I grew up in a restaurant family (my parents owned the now closed Quilted Giraffe in NYC) and I've always loved to cook. My interest in the connection between food and health led me to pursue a graduate degree in naturopathic medicine. I don't practice medicine anymore; I have a blog called Healthy Green Kitchen that I started in May of 2009 and I wrote a book called One Simple Change that will be published in January, 2014. I live in upstate New York with my family and many pets.

8 Reviews

Roger D. June 18, 2013
For those who are short of freezer space, canning is a GREAT way to store stock. Pressure canners are required for this. I am constantly making and canning different stocks. They are so much better than store-bought. Can them in pint jars so you have better control on how much is used.

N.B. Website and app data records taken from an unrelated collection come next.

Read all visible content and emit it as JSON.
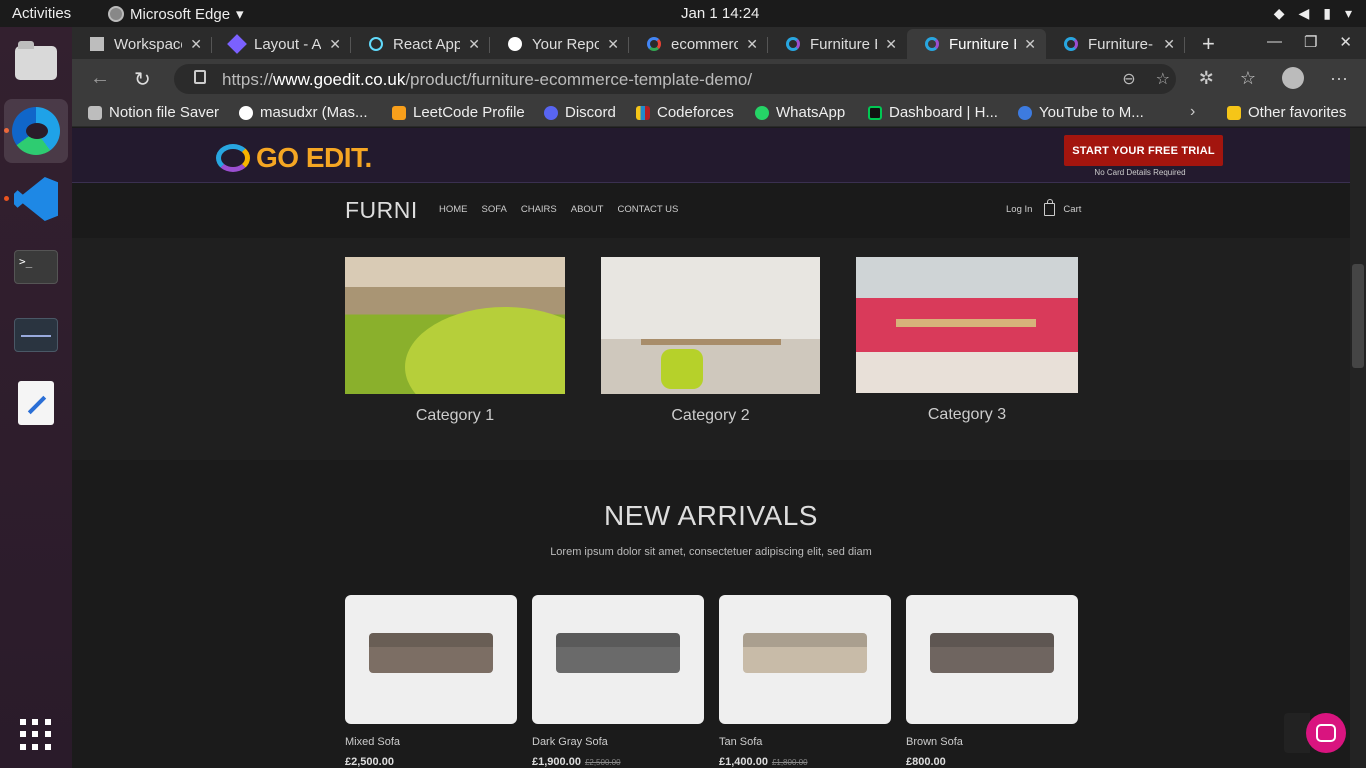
{
  "system": {
    "activities": "Activities",
    "app_name": "Microsoft Edge",
    "clock": "Jan 1  14:24"
  },
  "tabs": [
    {
      "title": "Workspace",
      "icon_color": "#bdbdbd"
    },
    {
      "title": "Layout - Ar",
      "icon_color": "#7b61ff"
    },
    {
      "title": "React App",
      "icon_color": "#61dafb"
    },
    {
      "title": "Your Repos",
      "icon_color": "#ffffff"
    },
    {
      "title": "ecommerce",
      "icon_color": "#4285f4"
    },
    {
      "title": "Furniture E",
      "icon_color": "#9b4fd1"
    },
    {
      "title": "Furniture E",
      "icon_color": "#9b4fd1",
      "active": true
    },
    {
      "title": "Furniture-",
      "icon_color": "#9b4fd1"
    }
  ],
  "address": {
    "scheme": "https://",
    "domain": "www.goedit.co.uk",
    "path": "/product/furniture-ecommerce-template-demo/"
  },
  "favorites": [
    {
      "label": "Notion file Saver",
      "color": "#bdbdbd"
    },
    {
      "label": "masudxr (Mas...",
      "color": "#ffffff"
    },
    {
      "label": "LeetCode Profile",
      "color": "#f89f1b"
    },
    {
      "label": "Discord",
      "color": "#5865f2"
    },
    {
      "label": "Codeforces",
      "color": "#1f8acb"
    },
    {
      "label": "WhatsApp",
      "color": "#25d366"
    },
    {
      "label": "Dashboard | H...",
      "color": "#00c853"
    },
    {
      "label": "YouTube to M...",
      "color": "#3d7be0"
    }
  ],
  "other_favorites": "Other favorites",
  "goedit": {
    "logo": "GO EDIT.",
    "trial_button": "START YOUR FREE TRIAL",
    "trial_note": "No Card Details Required"
  },
  "site": {
    "brand": "FURNI",
    "menu": [
      "HOME",
      "SOFA",
      "CHAIRS",
      "ABOUT",
      "CONTACT US"
    ],
    "login": "Log In",
    "cart": "Cart"
  },
  "categories": [
    {
      "label": "Category 1"
    },
    {
      "label": "Category 2"
    },
    {
      "label": "Category 3"
    }
  ],
  "arrivals": {
    "title": "NEW ARRIVALS",
    "subtitle": "Lorem ipsum dolor sit amet, consectetuer adipiscing elit, sed diam",
    "products": [
      {
        "name": "Mixed Sofa",
        "price": "£2,500.00",
        "old_price": "",
        "color": "#7c6e64"
      },
      {
        "name": "Dark Gray Sofa",
        "price": "£1,900.00",
        "old_price": "£2,500.00",
        "color": "#6a6a6a"
      },
      {
        "name": "Tan Sofa",
        "price": "£1,400.00",
        "old_price": "£1,800.00",
        "color": "#c8bba8"
      },
      {
        "name": "Brown Sofa",
        "price": "£800.00",
        "old_price": "",
        "color": "#6f6560"
      }
    ]
  }
}
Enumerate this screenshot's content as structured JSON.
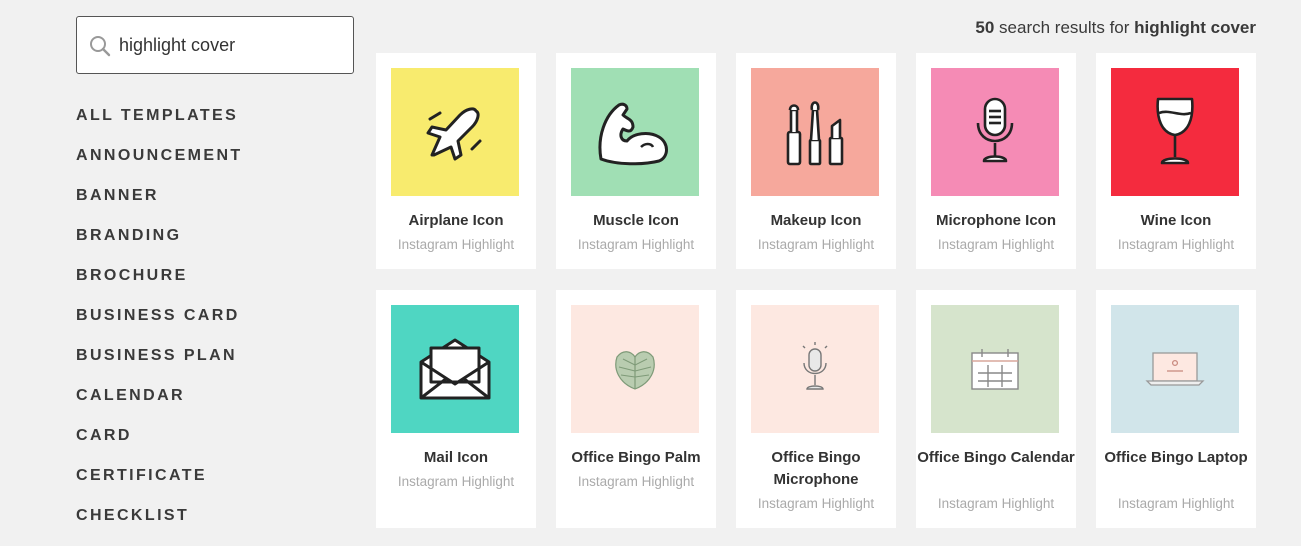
{
  "search": {
    "value": "highlight cover"
  },
  "categories": [
    "ALL TEMPLATES",
    "ANNOUNCEMENT",
    "BANNER",
    "BRANDING",
    "BROCHURE",
    "BUSINESS CARD",
    "BUSINESS PLAN",
    "CALENDAR",
    "CARD",
    "CERTIFICATE",
    "CHECKLIST"
  ],
  "results": {
    "count": "50",
    "text": "search results for",
    "query": "highlight cover"
  },
  "cards": [
    {
      "title": "Airplane Icon",
      "subtitle": "Instagram Highlight",
      "bg": "#f8eb6e",
      "icon": "airplane-icon"
    },
    {
      "title": "Muscle Icon",
      "subtitle": "Instagram Highlight",
      "bg": "#a0dfb4",
      "icon": "muscle-icon"
    },
    {
      "title": "Makeup Icon",
      "subtitle": "Instagram Highlight",
      "bg": "#f6a89c",
      "icon": "makeup-icon"
    },
    {
      "title": "Microphone Icon",
      "subtitle": "Instagram Highlight",
      "bg": "#f58bb5",
      "icon": "microphone-icon"
    },
    {
      "title": "Wine Icon",
      "subtitle": "Instagram Highlight",
      "bg": "#f42b3e",
      "icon": "wine-glass-icon"
    },
    {
      "title": "Mail Icon",
      "subtitle": "Instagram Highlight",
      "bg": "#4fd6c2",
      "icon": "envelope-icon"
    },
    {
      "title": "Office Bingo Palm",
      "subtitle": "Instagram Highlight",
      "bg": "#fde8e1",
      "icon": "palm-leaf-icon"
    },
    {
      "title": "Office Bingo Microphone",
      "subtitle": "Instagram Highlight",
      "bg": "#fde8e1",
      "icon": "microphone-icon"
    },
    {
      "title": "Office Bingo Calendar",
      "subtitle": "Instagram Highlight",
      "bg": "#d6e4cc",
      "icon": "calendar-icon"
    },
    {
      "title": "Office Bingo Laptop",
      "subtitle": "Instagram Highlight",
      "bg": "#d1e5ea",
      "icon": "laptop-icon"
    }
  ]
}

esperago February 14, 2013
Simple, simple. Thanks for posting this recipe. My only suggestion would be to avoid cooking the rubber band as, when heated, carcinogens would be released.
justplainbeth January 15, 2012
If I used a 6-7 pound chicken to start with, is that the same as 2 chickens, assuming that your "standard chicken" is about 3 pounds?
WinnieAb January 15, 2012
Sounds about right to me...
justplainbeth January 16, 2012
Awesome....I have a pot of it simmering on the stove now with the carcass from last nights diner. Thanks for the great recipe and quick reply!
monkeymom March 5, 2010
I like the tip about the vinegar! I will try it.
nannydeb March 5, 2010
I save turkey carcasses and ham bones, but I don't know why I don't collect chicken carcasses in the freezer? I cook chicken much more often. Thanks for that revelation!
WinnieAb March 5, 2010
You are very welcome!